(Dataset items)
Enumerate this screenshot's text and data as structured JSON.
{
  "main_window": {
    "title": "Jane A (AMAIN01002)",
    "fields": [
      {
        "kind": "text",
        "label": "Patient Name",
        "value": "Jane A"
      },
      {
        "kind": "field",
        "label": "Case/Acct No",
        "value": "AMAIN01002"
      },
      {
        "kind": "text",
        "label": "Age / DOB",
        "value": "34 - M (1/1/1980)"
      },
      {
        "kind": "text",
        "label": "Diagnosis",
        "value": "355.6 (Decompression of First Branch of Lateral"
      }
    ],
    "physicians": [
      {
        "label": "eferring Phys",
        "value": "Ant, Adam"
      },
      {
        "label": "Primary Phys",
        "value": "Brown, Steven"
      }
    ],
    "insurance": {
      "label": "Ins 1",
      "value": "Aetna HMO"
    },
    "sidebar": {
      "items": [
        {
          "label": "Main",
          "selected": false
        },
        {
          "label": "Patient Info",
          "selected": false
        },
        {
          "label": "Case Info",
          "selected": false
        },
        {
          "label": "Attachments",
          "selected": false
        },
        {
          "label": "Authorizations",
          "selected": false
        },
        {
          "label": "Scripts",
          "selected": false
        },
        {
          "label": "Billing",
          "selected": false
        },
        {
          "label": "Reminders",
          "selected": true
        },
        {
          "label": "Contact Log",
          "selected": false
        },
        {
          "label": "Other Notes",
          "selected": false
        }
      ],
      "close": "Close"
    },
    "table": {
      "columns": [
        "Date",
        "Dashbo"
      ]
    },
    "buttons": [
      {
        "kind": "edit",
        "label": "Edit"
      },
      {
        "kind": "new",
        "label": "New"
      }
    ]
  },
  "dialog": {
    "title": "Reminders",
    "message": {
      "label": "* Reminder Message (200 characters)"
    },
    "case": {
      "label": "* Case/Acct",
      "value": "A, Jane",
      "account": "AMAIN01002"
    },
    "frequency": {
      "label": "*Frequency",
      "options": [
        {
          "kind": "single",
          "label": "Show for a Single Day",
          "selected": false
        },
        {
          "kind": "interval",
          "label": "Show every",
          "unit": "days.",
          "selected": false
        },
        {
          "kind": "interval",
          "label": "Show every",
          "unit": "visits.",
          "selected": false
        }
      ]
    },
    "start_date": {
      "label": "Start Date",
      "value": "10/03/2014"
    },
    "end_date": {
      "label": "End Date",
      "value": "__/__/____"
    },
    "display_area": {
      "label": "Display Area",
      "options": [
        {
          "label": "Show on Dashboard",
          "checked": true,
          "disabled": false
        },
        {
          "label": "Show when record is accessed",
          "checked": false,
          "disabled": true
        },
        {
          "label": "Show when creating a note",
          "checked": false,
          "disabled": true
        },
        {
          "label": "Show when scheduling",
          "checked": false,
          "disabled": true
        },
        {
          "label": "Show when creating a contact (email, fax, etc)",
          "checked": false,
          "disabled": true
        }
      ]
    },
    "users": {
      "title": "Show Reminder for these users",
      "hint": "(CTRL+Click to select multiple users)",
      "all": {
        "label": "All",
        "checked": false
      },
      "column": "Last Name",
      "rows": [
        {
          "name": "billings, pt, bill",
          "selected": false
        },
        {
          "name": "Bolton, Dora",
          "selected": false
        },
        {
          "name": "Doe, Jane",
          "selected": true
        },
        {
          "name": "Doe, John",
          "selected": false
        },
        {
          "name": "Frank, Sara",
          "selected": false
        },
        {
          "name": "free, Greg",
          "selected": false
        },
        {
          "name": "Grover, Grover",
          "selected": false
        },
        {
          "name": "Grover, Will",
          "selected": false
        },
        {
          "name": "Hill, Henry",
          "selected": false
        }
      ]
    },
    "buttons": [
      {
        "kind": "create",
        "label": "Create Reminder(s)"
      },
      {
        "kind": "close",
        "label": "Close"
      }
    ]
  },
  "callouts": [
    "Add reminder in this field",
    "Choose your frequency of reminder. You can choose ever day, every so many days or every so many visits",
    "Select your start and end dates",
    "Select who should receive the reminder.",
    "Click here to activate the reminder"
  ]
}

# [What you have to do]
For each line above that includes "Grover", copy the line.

# [Solution to the problem]
          "name": "Grover, Grover",
          "name": "Grover, Will",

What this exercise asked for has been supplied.